In Search of an Honest News Headline

When I read the popular news, I’m often frustrated by how the news is incorrectly interpreted and presented to the public by reporters. Could it be that they just tell us what they want us to believe or are they simply not doing a good enough job uncovering the real facts behind the news?

I’m talking about economic news, of course, and how reporters often don’t understand the significance of the financial numbers they report on. Case in point is the July homes sales figures released this past Tuesday.

You’d have to be hard pressed to find housing sales news accompanied by anything but positive headlines. I couldn’t find one negative news headline on the housing sales numbers… only positive headlines like “Housing Market in Good Shape,” “Very, Very Healthy July Housing Sales,” and “July Home Sales Third-Highest Level on Record”… All headlines that make consumers feel as though all is well.

But here’s what I see behind the housing numbers and from other sources:


— Sales of previously owned homes in the U.S. declined in July by 3%. Economists had been expecting only a 2% decline in sales.

— July home sales fell even though it was cheaper to borrow money in July that it was in June.

— Sales of homes in the Midwest dropped 4.8% in July from June. In the West, they fell a large 6.6%.

— U.S. mortgage applications fell 6.3% last week, another big number.

I see the economy slowing, thus resulting in slower home sales. And as I’ve said all along, the Fed’s rate increases, no matter how small, will have a quick negative effect on those consumers who are overextended.

In the United Kingdom, housing prices have started to actually come down, as I had predicted in recent commentaries about my analysis of the London property market after a recent trip there.

Rightmove, a U.K. organization that bills itself as the “U.K.’s number one property website,” says it compiles the largest monthly sample of U.K. residential property prices.
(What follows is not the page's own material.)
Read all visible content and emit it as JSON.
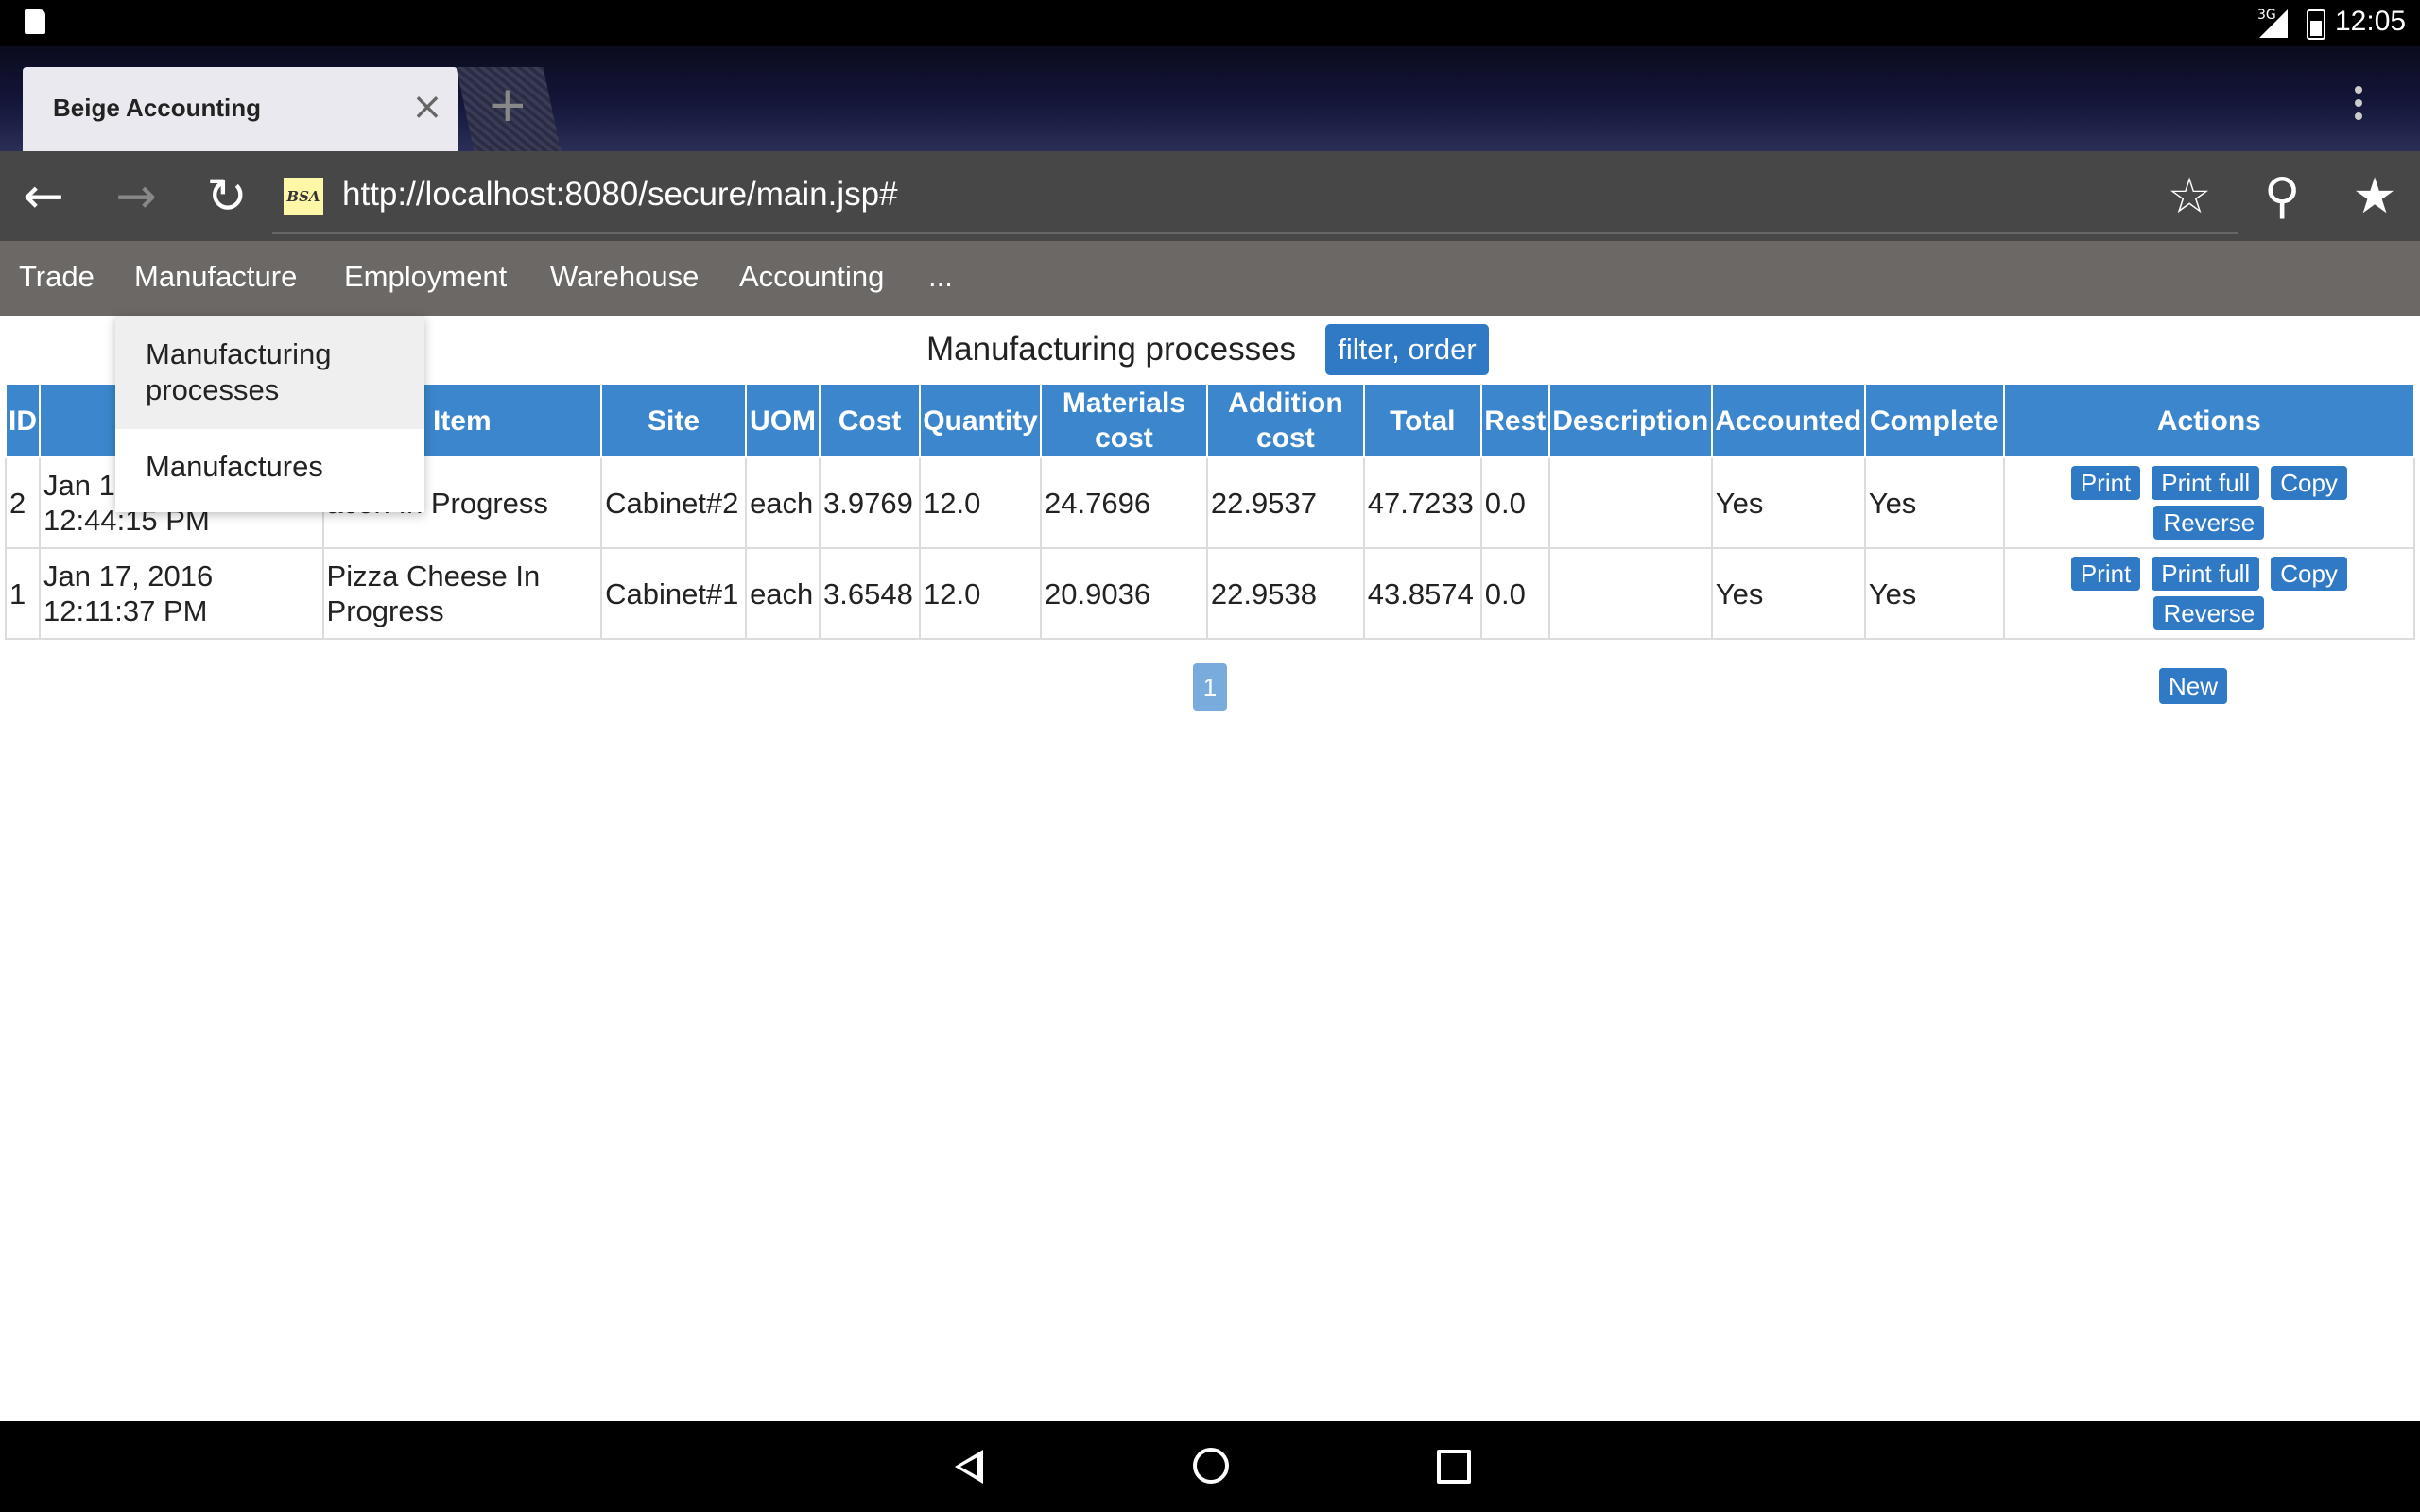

Right now, the service is saying asking prices have fallen by about $8,000 in the U.K. in five weeks. The headline… “If This Isn’t a Slowdown, What Is?” Now, that’s what I call an honest headline.
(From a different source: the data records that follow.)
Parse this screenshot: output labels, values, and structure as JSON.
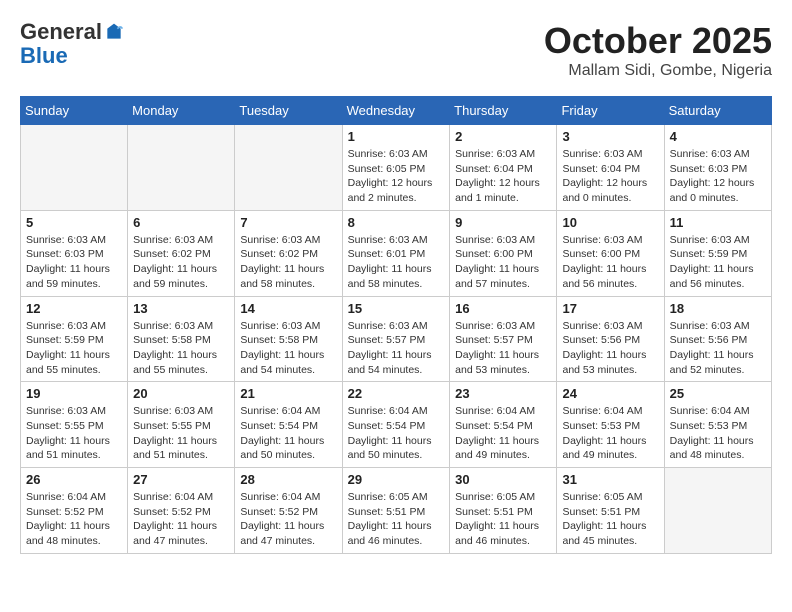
{
  "header": {
    "logo_general": "General",
    "logo_blue": "Blue",
    "month_title": "October 2025",
    "location": "Mallam Sidi, Gombe, Nigeria"
  },
  "weekdays": [
    "Sunday",
    "Monday",
    "Tuesday",
    "Wednesday",
    "Thursday",
    "Friday",
    "Saturday"
  ],
  "weeks": [
    [
      {
        "day": "",
        "info": ""
      },
      {
        "day": "",
        "info": ""
      },
      {
        "day": "",
        "info": ""
      },
      {
        "day": "1",
        "info": "Sunrise: 6:03 AM\nSunset: 6:05 PM\nDaylight: 12 hours\nand 2 minutes."
      },
      {
        "day": "2",
        "info": "Sunrise: 6:03 AM\nSunset: 6:04 PM\nDaylight: 12 hours\nand 1 minute."
      },
      {
        "day": "3",
        "info": "Sunrise: 6:03 AM\nSunset: 6:04 PM\nDaylight: 12 hours\nand 0 minutes."
      },
      {
        "day": "4",
        "info": "Sunrise: 6:03 AM\nSunset: 6:03 PM\nDaylight: 12 hours\nand 0 minutes."
      }
    ],
    [
      {
        "day": "5",
        "info": "Sunrise: 6:03 AM\nSunset: 6:03 PM\nDaylight: 11 hours\nand 59 minutes."
      },
      {
        "day": "6",
        "info": "Sunrise: 6:03 AM\nSunset: 6:02 PM\nDaylight: 11 hours\nand 59 minutes."
      },
      {
        "day": "7",
        "info": "Sunrise: 6:03 AM\nSunset: 6:02 PM\nDaylight: 11 hours\nand 58 minutes."
      },
      {
        "day": "8",
        "info": "Sunrise: 6:03 AM\nSunset: 6:01 PM\nDaylight: 11 hours\nand 58 minutes."
      },
      {
        "day": "9",
        "info": "Sunrise: 6:03 AM\nSunset: 6:00 PM\nDaylight: 11 hours\nand 57 minutes."
      },
      {
        "day": "10",
        "info": "Sunrise: 6:03 AM\nSunset: 6:00 PM\nDaylight: 11 hours\nand 56 minutes."
      },
      {
        "day": "11",
        "info": "Sunrise: 6:03 AM\nSunset: 5:59 PM\nDaylight: 11 hours\nand 56 minutes."
      }
    ],
    [
      {
        "day": "12",
        "info": "Sunrise: 6:03 AM\nSunset: 5:59 PM\nDaylight: 11 hours\nand 55 minutes."
      },
      {
        "day": "13",
        "info": "Sunrise: 6:03 AM\nSunset: 5:58 PM\nDaylight: 11 hours\nand 55 minutes."
      },
      {
        "day": "14",
        "info": "Sunrise: 6:03 AM\nSunset: 5:58 PM\nDaylight: 11 hours\nand 54 minutes."
      },
      {
        "day": "15",
        "info": "Sunrise: 6:03 AM\nSunset: 5:57 PM\nDaylight: 11 hours\nand 54 minutes."
      },
      {
        "day": "16",
        "info": "Sunrise: 6:03 AM\nSunset: 5:57 PM\nDaylight: 11 hours\nand 53 minutes."
      },
      {
        "day": "17",
        "info": "Sunrise: 6:03 AM\nSunset: 5:56 PM\nDaylight: 11 hours\nand 53 minutes."
      },
      {
        "day": "18",
        "info": "Sunrise: 6:03 AM\nSunset: 5:56 PM\nDaylight: 11 hours\nand 52 minutes."
      }
    ],
    [
      {
        "day": "19",
        "info": "Sunrise: 6:03 AM\nSunset: 5:55 PM\nDaylight: 11 hours\nand 51 minutes."
      },
      {
        "day": "20",
        "info": "Sunrise: 6:03 AM\nSunset: 5:55 PM\nDaylight: 11 hours\nand 51 minutes."
      },
      {
        "day": "21",
        "info": "Sunrise: 6:04 AM\nSunset: 5:54 PM\nDaylight: 11 hours\nand 50 minutes."
      },
      {
        "day": "22",
        "info": "Sunrise: 6:04 AM\nSunset: 5:54 PM\nDaylight: 11 hours\nand 50 minutes."
      },
      {
        "day": "23",
        "info": "Sunrise: 6:04 AM\nSunset: 5:54 PM\nDaylight: 11 hours\nand 49 minutes."
      },
      {
        "day": "24",
        "info": "Sunrise: 6:04 AM\nSunset: 5:53 PM\nDaylight: 11 hours\nand 49 minutes."
      },
      {
        "day": "25",
        "info": "Sunrise: 6:04 AM\nSunset: 5:53 PM\nDaylight: 11 hours\nand 48 minutes."
      }
    ],
    [
      {
        "day": "26",
        "info": "Sunrise: 6:04 AM\nSunset: 5:52 PM\nDaylight: 11 hours\nand 48 minutes."
      },
      {
        "day": "27",
        "info": "Sunrise: 6:04 AM\nSunset: 5:52 PM\nDaylight: 11 hours\nand 47 minutes."
      },
      {
        "day": "28",
        "info": "Sunrise: 6:04 AM\nSunset: 5:52 PM\nDaylight: 11 hours\nand 47 minutes."
      },
      {
        "day": "29",
        "info": "Sunrise: 6:05 AM\nSunset: 5:51 PM\nDaylight: 11 hours\nand 46 minutes."
      },
      {
        "day": "30",
        "info": "Sunrise: 6:05 AM\nSunset: 5:51 PM\nDaylight: 11 hours\nand 46 minutes."
      },
      {
        "day": "31",
        "info": "Sunrise: 6:05 AM\nSunset: 5:51 PM\nDaylight: 11 hours\nand 45 minutes."
      },
      {
        "day": "",
        "info": ""
      }
    ]
  ]
}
Some other points from Rightmove’s U.K. study: For the first time in months, in June and July the number of properties coming to market has surpassed the number of properties coming off the market. In greater London, the asking prices of homes have fallen 4.3% in five weeks.